A chaotic response
The fact that the BBC had shelved its film was reported in newspapers at the beginning of last year, but it was only when ITV screened a documentary about Savile’s paedophilia last October that the BBC went into meltdown, leading to the resignation of Mr Entwistle. Lord Patten, who took over as chairman of the BBC’s governing body in May 2011, suggested that there had been “frantic faffing about” in Mr Entwistle’s office as he tried to get a grip on the scandal.
He said the BBC’s management culture was largely to blame, as when he joined “they had more senior leaders than China. The senior management team that the previous director-general had was 25 or 27. They never met”.
He said people working in light entertainment and those in news were “on different planets” and there should have been ample checks and balances to prevent the Savile scandal. “In this case you have a director-general, you have a head of news, you have somebody responsible for current affairs and you have an experienced editor of a television programme and things still get horribly screwed up.”
A culture of sex with young girls
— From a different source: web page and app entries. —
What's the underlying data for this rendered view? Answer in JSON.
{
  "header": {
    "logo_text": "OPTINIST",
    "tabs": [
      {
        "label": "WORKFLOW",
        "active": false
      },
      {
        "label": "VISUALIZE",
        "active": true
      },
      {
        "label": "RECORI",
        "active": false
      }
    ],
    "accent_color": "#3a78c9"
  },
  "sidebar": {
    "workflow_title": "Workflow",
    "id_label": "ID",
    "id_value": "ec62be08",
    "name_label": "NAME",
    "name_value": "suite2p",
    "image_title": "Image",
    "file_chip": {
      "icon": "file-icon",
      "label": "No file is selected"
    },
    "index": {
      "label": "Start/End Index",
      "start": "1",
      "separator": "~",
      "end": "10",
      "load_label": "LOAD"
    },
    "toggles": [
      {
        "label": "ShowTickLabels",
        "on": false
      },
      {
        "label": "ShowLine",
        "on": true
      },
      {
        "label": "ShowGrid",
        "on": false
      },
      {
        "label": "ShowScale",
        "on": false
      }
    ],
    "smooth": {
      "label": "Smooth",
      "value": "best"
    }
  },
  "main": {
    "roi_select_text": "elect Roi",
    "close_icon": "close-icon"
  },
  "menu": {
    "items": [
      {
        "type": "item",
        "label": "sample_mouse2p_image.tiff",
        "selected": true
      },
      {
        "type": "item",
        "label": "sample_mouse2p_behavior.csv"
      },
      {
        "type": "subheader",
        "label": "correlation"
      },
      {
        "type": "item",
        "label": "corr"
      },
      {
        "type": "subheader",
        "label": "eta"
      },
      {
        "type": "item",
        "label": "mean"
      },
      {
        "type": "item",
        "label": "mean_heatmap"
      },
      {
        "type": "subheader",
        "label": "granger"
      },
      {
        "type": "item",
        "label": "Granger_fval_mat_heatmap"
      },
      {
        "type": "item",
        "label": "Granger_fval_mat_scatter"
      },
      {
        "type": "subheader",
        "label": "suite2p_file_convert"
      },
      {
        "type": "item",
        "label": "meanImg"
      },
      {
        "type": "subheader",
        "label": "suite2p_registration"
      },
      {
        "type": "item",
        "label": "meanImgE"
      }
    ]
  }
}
Dame Janet Smith, who has been asked to produce a separate report into the culture of sexual harassment at the BBC over the decades, asked Mr Entwistle about the issue of office affairs.
He told her that since the Savile scandal broke, “I’ve been involved in conversations with people, for example [redacted] who have said that if you were [redacted] back in the 60s or 70s, there was an awful lot of sex going on, you know, a lot of [redacted] marriages got broken up because they were getting involved in extra marital sex [redacted] and this kind of thing.”
Dame Janet said: “That would be grown up to grown up, adult to adult.”
Mr Entwistle replied: “Not necessarily, not necessarily … possibly adult with quite young women was my sense… there were attitudes to girls of around the age of consent that didn’t make an awful lot of distinction between a 15-year-old and a 17-year-old, say.”